As with other examples of self-teaching, care should be taken to avoid developing bad habits. Study the recommended procedures before practicing in the simulator. Resist the temptation to reinforce bad habits like setting up your avionics on taxi or climb-out, skipping parts of the checklist, ignoring nearby traffic, or habitually taking other shortcuts.
If you only wish to practice a specific maneuver such as landings, then use the simulator to teleport directly to a landing scenario. Don’t improperly perform a takeoff and climb just to enter a landing configuration. As you may have guessed, I have learned each of these lessons the hard way.
Take advantage of post-flight analysis. ForeFlight will create 2D or 3D track logs for your simulated flights and both MSFS and X-Plane offer some form of logbook, recording, and/or analysis of each flight, as does TakeFlight Interactive. These can be valuable learning tools and helpful for tracking your progress.
Do I need to invest thousands of dollars in simulator hardware to have a good experience?
In short, NO. In fact, consider that the more you invest in model-specific flight simulation hardware, the more you may be limiting your future training versatility.

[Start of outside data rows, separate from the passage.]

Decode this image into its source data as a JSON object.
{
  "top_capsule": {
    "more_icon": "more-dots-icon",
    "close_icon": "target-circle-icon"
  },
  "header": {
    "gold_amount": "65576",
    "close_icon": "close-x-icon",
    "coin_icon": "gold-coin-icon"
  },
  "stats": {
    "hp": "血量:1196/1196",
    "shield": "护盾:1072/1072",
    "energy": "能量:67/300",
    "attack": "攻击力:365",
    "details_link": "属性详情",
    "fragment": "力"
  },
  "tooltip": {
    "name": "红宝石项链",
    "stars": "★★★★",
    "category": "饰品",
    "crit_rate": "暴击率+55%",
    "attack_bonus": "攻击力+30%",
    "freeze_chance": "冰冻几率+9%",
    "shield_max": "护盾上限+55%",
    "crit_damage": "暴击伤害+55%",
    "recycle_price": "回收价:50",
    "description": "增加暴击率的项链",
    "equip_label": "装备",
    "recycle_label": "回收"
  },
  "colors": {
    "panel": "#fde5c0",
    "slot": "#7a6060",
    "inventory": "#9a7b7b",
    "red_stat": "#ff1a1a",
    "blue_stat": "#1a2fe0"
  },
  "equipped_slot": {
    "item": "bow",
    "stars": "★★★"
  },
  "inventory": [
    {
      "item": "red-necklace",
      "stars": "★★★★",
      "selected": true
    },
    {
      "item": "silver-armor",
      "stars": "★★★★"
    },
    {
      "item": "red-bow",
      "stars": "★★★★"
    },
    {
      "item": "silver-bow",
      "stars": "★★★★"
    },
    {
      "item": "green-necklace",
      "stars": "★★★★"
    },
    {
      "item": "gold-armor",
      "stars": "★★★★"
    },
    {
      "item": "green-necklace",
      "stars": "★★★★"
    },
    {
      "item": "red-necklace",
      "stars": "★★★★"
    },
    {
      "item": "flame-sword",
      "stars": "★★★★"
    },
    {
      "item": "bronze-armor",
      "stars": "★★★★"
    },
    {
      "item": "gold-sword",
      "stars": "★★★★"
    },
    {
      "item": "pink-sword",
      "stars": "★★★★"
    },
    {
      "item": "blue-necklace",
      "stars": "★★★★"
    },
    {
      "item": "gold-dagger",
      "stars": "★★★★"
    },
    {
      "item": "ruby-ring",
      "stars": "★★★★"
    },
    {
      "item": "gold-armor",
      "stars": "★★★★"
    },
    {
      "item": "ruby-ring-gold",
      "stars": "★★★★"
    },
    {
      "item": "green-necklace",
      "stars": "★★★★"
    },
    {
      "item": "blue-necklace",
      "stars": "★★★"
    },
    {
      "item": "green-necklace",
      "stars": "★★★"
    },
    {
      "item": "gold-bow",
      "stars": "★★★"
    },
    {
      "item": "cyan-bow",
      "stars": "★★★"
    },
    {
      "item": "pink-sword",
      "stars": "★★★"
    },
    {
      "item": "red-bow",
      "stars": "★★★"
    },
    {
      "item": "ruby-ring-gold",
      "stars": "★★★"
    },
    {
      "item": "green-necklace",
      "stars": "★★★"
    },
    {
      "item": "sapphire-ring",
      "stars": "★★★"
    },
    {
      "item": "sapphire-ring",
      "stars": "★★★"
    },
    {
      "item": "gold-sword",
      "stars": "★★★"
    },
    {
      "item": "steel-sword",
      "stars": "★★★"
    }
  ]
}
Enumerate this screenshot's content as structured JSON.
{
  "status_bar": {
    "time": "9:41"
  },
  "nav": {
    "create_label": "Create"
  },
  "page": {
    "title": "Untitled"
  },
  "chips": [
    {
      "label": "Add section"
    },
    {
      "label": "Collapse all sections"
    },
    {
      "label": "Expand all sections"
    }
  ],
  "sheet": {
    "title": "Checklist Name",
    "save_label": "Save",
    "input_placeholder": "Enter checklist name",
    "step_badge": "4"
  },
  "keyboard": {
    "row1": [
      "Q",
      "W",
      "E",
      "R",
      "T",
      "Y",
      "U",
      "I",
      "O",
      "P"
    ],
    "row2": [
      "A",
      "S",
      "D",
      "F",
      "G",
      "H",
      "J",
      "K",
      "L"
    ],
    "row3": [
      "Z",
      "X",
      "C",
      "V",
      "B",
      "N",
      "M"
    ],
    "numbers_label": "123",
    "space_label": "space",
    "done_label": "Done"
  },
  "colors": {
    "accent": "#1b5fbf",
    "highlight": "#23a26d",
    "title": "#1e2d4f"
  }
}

This is the advantage to keeping cockpits mostly virtual in your early training.
Many flight sim enthusiasts start with just the basics: a yoke, throttle quadrant, and rudder pedals, plus a 4K TV. Compatible with various aircraft models, these components cost less than $1,000 in total and serve as an ideal starting point for most trainees.
Remember, the core value of a simulator is its ability to replicate key flight dynamics and maneuvers, not the exact physical feel of a specific cockpit. As you gain proficiency, you can then decide if further investment in specialized hardware will add value to your training experience.
Embrace the gaming benefit of flight simulation; the beautifully realistic graphics, evaluation, progression, and competition inherent in games can also make learning engaging and effective.
Critically evaluate the opinions of others, particularly on social media. These reviews are quickly outdated and may not compare the most recent versions of simulator products. Are they hobbyists, gamers, student pilots, or pros? Ultimately, the best solution is the one that suits YOUR unique needs and aspirations.
Flight simulation instills confidence. When you transition into a real plane, your training in procedures, controls, and ATC interactions will make you prepared and focused, enhancing the joy of flying. This has been one of the most notable benefits for me.
Most excitingly, make flight simulation your own. Address your specific interests, confront your fears, and work on your problem areas. Flight simulation accommodates your unique journey. So, make it enjoyable and get creative! Try a virtual tour of the entire country, one manageable but unique leg each day.
Flight simulation is more than a game. It’s a potent tool that can transform your flight training experience. Get ready to explore the captivating world of flight simulation. Your enhanced pilot journey starts now.